First and foremost, congratulations on your pregnancy!
This is a very common question asked by many pregnant patients. Though not all will have bleeding gums, about half of them tend to have some mild to moderate gingivitis. This is also called pregnancy gingivitis and the inflammation is caused by hormonal changes in the body (higher progesterone levels) that make your gums more sensitive to the plaque bacteria and by increased blood supply to your mouth.
Some people may develop a small lump on the gum that bleeds easily when you brush. This gum nodule (which is rare) is called a pregnancy epulis. It can grow to quite a large size on the gums and is more likely to appear in area in the mouth where you have neglected in your brushing and the gums are usually red and swollen in the begining.
It usually disappear after your baby is delivered. But if it doesn’t, you will need to have it removed. If it causes discomfort, interferes with chewing or brushing, or starts to bleed profusely, you can have it removed while you are pregnant.
Remember to take good care of your teeth and gums during pregnancy. If you don’t treat gingivitis, it can get worse and develop into periodontitis, a more serious form of gum disease in which the infection goes beyond your gums into the bone and other tissue that support your teeth.
Prevention is key. Practice good oral hygiene and get regular preventive dental care. Brush thoroughly but gently at least twice a day and floss daily. If you have not seen your dentist recently, schedule a visit now for a thorough cleaning and checkup. And be sure to let him or her know that you are pregnant and which trimester you are in.
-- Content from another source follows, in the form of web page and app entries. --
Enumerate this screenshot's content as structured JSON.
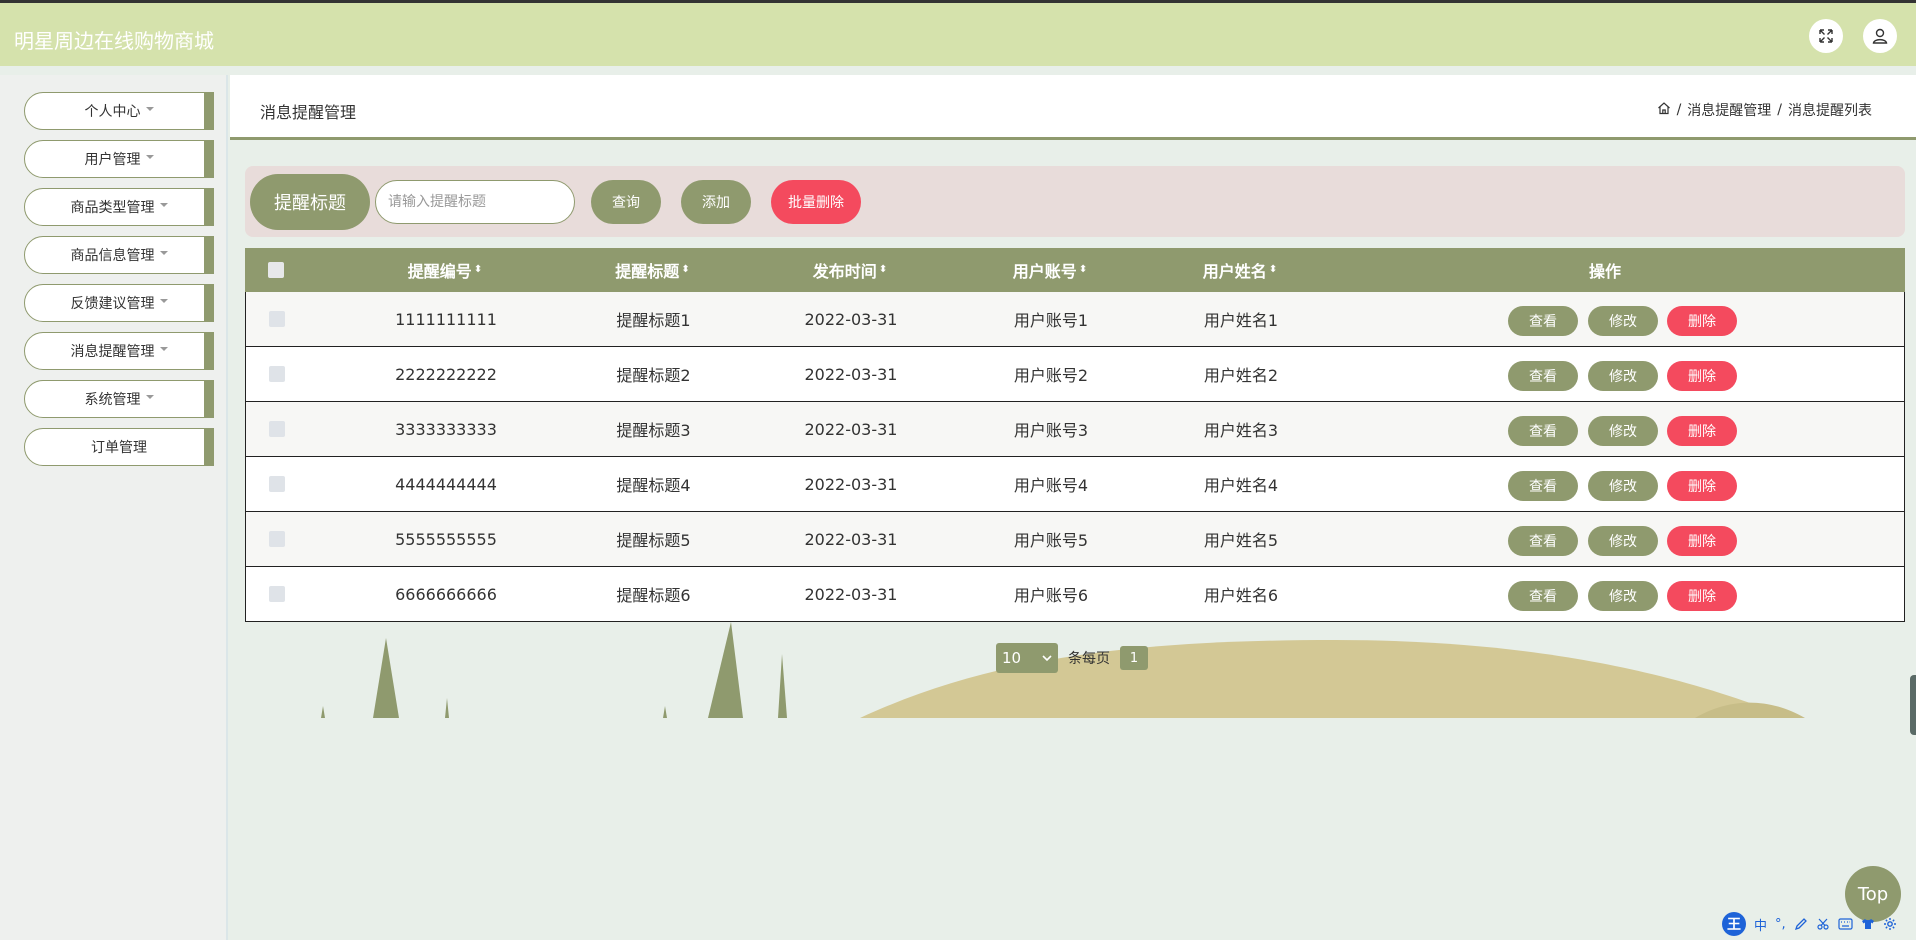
{
  "app": {
    "title": "明星周边在线购物商城"
  },
  "header": {
    "fullscreen_icon": "expand-icon",
    "user_icon": "user-icon"
  },
  "sidebar": {
    "items": [
      {
        "label": "个人中心",
        "dropdown": true
      },
      {
        "label": "用户管理",
        "dropdown": true
      },
      {
        "label": "商品类型管理",
        "dropdown": true
      },
      {
        "label": "商品信息管理",
        "dropdown": true
      },
      {
        "label": "反馈建议管理",
        "dropdown": true
      },
      {
        "label": "消息提醒管理",
        "dropdown": true
      },
      {
        "label": "系统管理",
        "dropdown": true
      },
      {
        "label": "订单管理",
        "dropdown": false
      }
    ]
  },
  "breadcrumb": {
    "page_title": "消息提醒管理",
    "home_icon": "home-icon",
    "sep": "/",
    "level1": "消息提醒管理",
    "level2": "消息提醒列表"
  },
  "search": {
    "label": "提醒标题",
    "placeholder": "请输入提醒标题",
    "query_button": "查询",
    "add_button": "添加",
    "batch_delete_button": "批量删除"
  },
  "table": {
    "columns": [
      "提醒编号",
      "提醒标题",
      "发布时间",
      "用户账号",
      "用户姓名",
      "操作"
    ],
    "rows": [
      {
        "id": "1111111111",
        "title": "提醒标题1",
        "time": "2022-03-31",
        "account": "用户账号1",
        "name": "用户姓名1"
      },
      {
        "id": "2222222222",
        "title": "提醒标题2",
        "time": "2022-03-31",
        "account": "用户账号2",
        "name": "用户姓名2"
      },
      {
        "id": "3333333333",
        "title": "提醒标题3",
        "time": "2022-03-31",
        "account": "用户账号3",
        "name": "用户姓名3"
      },
      {
        "id": "4444444444",
        "title": "提醒标题4",
        "time": "2022-03-31",
        "account": "用户账号4",
        "name": "用户姓名4"
      },
      {
        "id": "5555555555",
        "title": "提醒标题5",
        "time": "2022-03-31",
        "account": "用户账号5",
        "name": "用户姓名5"
      },
      {
        "id": "6666666666",
        "title": "提醒标题6",
        "time": "2022-03-31",
        "account": "用户账号6",
        "name": "用户姓名6"
      }
    ],
    "actions": {
      "view": "查看",
      "edit": "修改",
      "delete": "删除"
    }
  },
  "pagination": {
    "page_size": "10",
    "per_page_label": "条每页",
    "current_page": "1"
  },
  "back_to_top": "Top",
  "ime": {
    "logo": "王",
    "mode": "中",
    "punct": "°,",
    "icons": [
      "pen-icon",
      "scissors-icon",
      "keyboard-icon",
      "shirt-icon",
      "gear-icon"
    ]
  },
  "colors": {
    "accent": "#8f9a6e",
    "header_bg": "#d5e2ac",
    "danger": "#f44a5e",
    "search_panel": "#e8dcda",
    "page_bg": "#e8efe9"
  }
}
You may probably need to see your dentist more than 1 visit during your pregnancy, or even more often if you already have gum disease, since pregnancy is likely to make the problem worse.